[Element data from apps and pages]
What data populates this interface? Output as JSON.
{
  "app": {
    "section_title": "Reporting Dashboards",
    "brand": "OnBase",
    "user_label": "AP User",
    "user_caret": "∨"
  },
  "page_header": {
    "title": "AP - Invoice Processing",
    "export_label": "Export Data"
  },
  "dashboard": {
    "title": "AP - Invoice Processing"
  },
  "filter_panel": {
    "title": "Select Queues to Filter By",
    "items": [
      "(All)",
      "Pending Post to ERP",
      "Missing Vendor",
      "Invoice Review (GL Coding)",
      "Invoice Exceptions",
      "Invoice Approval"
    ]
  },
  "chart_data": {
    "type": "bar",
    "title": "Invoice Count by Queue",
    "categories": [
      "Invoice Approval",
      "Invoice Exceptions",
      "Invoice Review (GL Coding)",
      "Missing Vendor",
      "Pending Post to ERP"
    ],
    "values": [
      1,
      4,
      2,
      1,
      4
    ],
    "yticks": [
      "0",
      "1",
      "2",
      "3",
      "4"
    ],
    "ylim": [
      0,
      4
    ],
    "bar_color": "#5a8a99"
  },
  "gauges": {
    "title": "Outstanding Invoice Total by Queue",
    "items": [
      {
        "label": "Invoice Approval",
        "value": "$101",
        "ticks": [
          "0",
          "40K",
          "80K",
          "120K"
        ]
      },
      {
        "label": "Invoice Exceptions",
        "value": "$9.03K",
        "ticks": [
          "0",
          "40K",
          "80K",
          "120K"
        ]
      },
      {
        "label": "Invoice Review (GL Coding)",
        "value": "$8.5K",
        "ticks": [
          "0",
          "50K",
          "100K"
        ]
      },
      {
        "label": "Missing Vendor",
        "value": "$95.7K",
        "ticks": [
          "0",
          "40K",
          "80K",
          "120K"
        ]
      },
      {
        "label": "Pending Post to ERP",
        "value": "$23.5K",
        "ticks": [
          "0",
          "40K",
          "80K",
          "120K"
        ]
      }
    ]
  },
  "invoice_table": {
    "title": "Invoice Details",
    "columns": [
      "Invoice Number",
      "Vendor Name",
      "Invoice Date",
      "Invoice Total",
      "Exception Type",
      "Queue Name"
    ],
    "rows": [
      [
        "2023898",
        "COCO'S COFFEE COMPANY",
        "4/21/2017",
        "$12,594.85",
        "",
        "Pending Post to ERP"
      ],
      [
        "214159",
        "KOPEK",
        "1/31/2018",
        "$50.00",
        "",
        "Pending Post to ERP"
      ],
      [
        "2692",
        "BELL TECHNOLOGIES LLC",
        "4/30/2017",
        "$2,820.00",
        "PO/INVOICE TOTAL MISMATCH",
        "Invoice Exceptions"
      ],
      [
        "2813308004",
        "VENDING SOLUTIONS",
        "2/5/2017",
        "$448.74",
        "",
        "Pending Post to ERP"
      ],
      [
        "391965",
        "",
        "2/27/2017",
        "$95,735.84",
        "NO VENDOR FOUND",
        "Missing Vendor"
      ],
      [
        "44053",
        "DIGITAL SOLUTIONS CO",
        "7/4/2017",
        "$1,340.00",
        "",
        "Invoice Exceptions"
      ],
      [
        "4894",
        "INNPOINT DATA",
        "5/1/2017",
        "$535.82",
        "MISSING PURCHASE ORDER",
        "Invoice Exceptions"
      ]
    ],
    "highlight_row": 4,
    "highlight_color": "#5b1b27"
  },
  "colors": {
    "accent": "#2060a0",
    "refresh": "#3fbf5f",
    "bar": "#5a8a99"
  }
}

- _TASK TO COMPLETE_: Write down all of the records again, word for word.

- _RESPONSE_:
What data populates this interface? Output as JSON.
{
  "app": {
    "section_title": "Reporting Dashboards",
    "brand": "OnBase",
    "user_label": "AP User",
    "user_caret": "∨"
  },
  "page_header": {
    "title": "AP - Invoice Processing",
    "export_label": "Export Data"
  },
  "dashboard": {
    "title": "AP - Invoice Processing"
  },
  "filter_panel": {
    "title": "Select Queues to Filter By",
    "items": [
      "(All)",
      "Pending Post to ERP",
      "Missing Vendor",
      "Invoice Review (GL Coding)",
      "Invoice Exceptions",
      "Invoice Approval"
    ]
  },
  "chart_data": {
    "type": "bar",
    "title": "Invoice Count by Queue",
    "categories": [
      "Invoice Approval",
      "Invoice Exceptions",
      "Invoice Review (GL Coding)",
      "Missing Vendor",
      "Pending Post to ERP"
    ],
    "values": [
      1,
      4,
      2,
      1,
      4
    ],
    "yticks": [
      "0",
      "1",
      "2",
      "3",
      "4"
    ],
    "ylim": [
      0,
      4
    ],
    "bar_color": "#5a8a99"
  },
  "gauges": {
    "title": "Outstanding Invoice Total by Queue",
    "items": [
      {
        "label": "Invoice Approval",
        "value": "$101",
        "ticks": [
          "0",
          "40K",
          "80K",
          "120K"
        ]
      },
      {
        "label": "Invoice Exceptions",
        "value": "$9.03K",
        "ticks": [
          "0",
          "40K",
          "80K",
          "120K"
        ]
      },
      {
        "label": "Invoice Review (GL Coding)",
        "value": "$8.5K",
        "ticks": [
          "0",
          "50K",
          "100K"
        ]
      },
      {
        "label": "Missing Vendor",
        "value": "$95.7K",
        "ticks": [
          "0",
          "40K",
          "80K",
          "120K"
        ]
      },
      {
        "label": "Pending Post to ERP",
        "value": "$23.5K",
        "ticks": [
          "0",
          "40K",
          "80K",
          "120K"
        ]
      }
    ]
  },
  "invoice_table": {
    "title": "Invoice Details",
    "columns": [
      "Invoice Number",
      "Vendor Name",
      "Invoice Date",
      "Invoice Total",
      "Exception Type",
      "Queue Name"
    ],
    "rows": [
      [
        "2023898",
        "COCO'S COFFEE COMPANY",
        "4/21/2017",
        "$12,594.85",
        "",
        "Pending Post to ERP"
      ],
      [
        "214159",
        "KOPEK",
        "1/31/2018",
        "$50.00",
        "",
        "Pending Post to ERP"
      ],
      [
        "2692",
        "BELL TECHNOLOGIES LLC",
        "4/30/2017",
        "$2,820.00",
        "PO/INVOICE TOTAL MISMATCH",
        "Invoice Exceptions"
      ],
      [
        "2813308004",
        "VENDING SOLUTIONS",
        "2/5/2017",
        "$448.74",
        "",
        "Pending Post to ERP"
      ],
      [
        "391965",
        "",
        "2/27/2017",
        "$95,735.84",
        "NO VENDOR FOUND",
        "Missing Vendor"
      ],
      [
        "44053",
        "DIGITAL SOLUTIONS CO",
        "7/4/2017",
        "$1,340.00",
        "",
        "Invoice Exceptions"
      ],
      [
        "4894",
        "INNPOINT DATA",
        "5/1/2017",
        "$535.82",
        "MISSING PURCHASE ORDER",
        "Invoice Exceptions"
      ]
    ],
    "highlight_row": 4,
    "highlight_color": "#5b1b27"
  },
  "colors": {
    "accent": "#2060a0",
    "refresh": "#3fbf5f",
    "bar": "#5a8a99"
  }
}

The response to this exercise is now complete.